How to become the perfect Gentleman Driver
The typical image of a racing driver is of a superstar who earns millions in every race, who was born to drive and who has been doing so since their very earliest years. But it’s another type of racing driver that has recently been given the movie star treatment: The Gentleman Driver.
The Gentleman Driver is a Netflix documentary following four successful businessmen who also compete at the highest level in sportscar racing. In doing so, it shines a light on a lesser-celebrated but highly important group of motorsport competitors. Such drivers are crucial in many championships around the world, and sometimes the ones making it possible for certain professional drivers to go racing at all.
The drivers featured in the documentary have all earned significant wealth from their businesses, and have the luxury of being able to spend millions of dollars to go racing. But Toni Calderon, who runs driver management company Speed Group and was the film’s executive producer, says it has inspired hobby drivers of all levels. Many have already gone to him wanting to know how they can be just like the drivers that starred in the movie.
So, how does a gentleman or hobby driver get the most out of their racing?
Get the right guidance
Good career management is critical for a young driver trying to make his way up the ranks to become a professional, but it’s hugely important for amateur drivers too. For an individual who hasn’t grown up in and around motorsport, it can be all too easy to suffer some of the common pitfalls.
As Calderon says: “Motorsport is expensive, and a lot of people just want to start spending more money than they need to. Maybe the driver’s not ready, as they don’t have the experience, and they’re just throwing money down the drain.”
He says it’s important to “find somebody that you can trust that can help you”. Ask around and research who has a good reputation within the motorsport industry, who can help guide you on where to spend your money: which championships you should compete in, and which cars or teams you should choose.
Prepare to succeed
Competing to the best of your ability in a hobby isn’t easy, especially if you’re going up against the professionals, who can better dedicate their time and effort to their craft. Good preparation is therefore key. “Do a lot of testing, make sure you know what you’re doing, make sure you’re fit, make sure you’re mentally ready,” says Calderon.
One of The Gentleman Driver’s stars is Mike Guasch, a European Le Mans Series champion. Now 61, Guasch started in motorsport later in life and places an emphasis on his physical training. “At my age I’ve got to out-train the other guys,” he says.
Focus on the job at hand
Guasch also says focus is a key to his success on track and in the boardroom, and that his dedication to his motorsport endeavors is something that often impresses the teams he drives for.
Balancing work and a hobby effectively can be difficult, but Guasch says it’s important to be able to focus on one or the other at the right moment, and not get distracted. In his case, he’s taken time out of racing – even after winning championships – if his business ventures mean he hasn’t been able to focus on competing at his best.
RaceCoin helps the hobby racer

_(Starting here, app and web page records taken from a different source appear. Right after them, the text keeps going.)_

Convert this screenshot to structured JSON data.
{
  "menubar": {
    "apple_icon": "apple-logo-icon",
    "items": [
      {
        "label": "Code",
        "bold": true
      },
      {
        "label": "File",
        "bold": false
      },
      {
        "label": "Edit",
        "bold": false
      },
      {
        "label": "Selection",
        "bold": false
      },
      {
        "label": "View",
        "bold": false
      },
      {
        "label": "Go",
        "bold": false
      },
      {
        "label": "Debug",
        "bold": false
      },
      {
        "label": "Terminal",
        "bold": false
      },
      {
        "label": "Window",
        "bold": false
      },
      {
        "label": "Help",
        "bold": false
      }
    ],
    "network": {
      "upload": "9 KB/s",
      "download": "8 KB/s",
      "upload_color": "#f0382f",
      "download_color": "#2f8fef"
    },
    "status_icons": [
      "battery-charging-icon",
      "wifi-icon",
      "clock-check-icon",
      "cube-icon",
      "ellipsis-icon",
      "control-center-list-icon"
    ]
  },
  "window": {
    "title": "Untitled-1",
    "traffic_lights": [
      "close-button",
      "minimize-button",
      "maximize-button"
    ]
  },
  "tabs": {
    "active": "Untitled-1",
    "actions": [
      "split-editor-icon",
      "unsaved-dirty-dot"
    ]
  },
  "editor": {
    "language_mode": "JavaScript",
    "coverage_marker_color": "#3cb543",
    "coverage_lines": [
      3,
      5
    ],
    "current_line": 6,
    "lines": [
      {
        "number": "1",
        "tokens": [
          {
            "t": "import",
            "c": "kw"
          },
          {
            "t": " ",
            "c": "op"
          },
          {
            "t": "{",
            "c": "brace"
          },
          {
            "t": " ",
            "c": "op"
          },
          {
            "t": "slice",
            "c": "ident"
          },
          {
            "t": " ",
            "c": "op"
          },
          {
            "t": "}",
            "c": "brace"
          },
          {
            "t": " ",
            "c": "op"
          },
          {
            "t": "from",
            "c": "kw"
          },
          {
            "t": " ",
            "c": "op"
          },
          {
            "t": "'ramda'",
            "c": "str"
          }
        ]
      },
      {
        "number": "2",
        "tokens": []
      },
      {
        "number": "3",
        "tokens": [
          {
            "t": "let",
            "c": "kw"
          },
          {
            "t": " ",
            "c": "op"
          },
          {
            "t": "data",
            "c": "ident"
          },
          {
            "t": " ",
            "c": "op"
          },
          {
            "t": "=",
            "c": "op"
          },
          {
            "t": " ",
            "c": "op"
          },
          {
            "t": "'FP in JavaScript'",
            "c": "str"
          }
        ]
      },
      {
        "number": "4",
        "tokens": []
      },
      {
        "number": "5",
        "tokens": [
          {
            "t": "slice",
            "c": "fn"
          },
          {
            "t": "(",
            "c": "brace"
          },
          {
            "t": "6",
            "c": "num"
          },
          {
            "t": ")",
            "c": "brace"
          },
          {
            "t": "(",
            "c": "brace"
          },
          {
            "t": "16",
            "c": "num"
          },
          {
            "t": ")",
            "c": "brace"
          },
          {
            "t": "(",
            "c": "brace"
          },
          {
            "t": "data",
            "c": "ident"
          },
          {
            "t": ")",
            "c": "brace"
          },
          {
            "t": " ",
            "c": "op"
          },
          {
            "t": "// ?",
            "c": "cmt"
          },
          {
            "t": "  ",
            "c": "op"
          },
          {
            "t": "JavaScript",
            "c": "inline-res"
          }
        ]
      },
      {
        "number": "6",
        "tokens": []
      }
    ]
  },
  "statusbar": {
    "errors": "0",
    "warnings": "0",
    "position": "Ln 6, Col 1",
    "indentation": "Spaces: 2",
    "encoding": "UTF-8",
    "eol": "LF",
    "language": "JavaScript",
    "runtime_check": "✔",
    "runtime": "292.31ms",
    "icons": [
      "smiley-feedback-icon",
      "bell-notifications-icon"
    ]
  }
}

RaceCoin aims to make it easier for hobby drivers to compete and progress their careers with its concept of phantom racing, which will allow drivers to compare their performances against others regardless of their location or vehicle. Once the data uploaded to the online platform, drivers will also get exposure, thus attention from possible sponsors or future teams. RaceCoin is an inexpensive way to start in a sport, notoriously known for being exactly the opposite.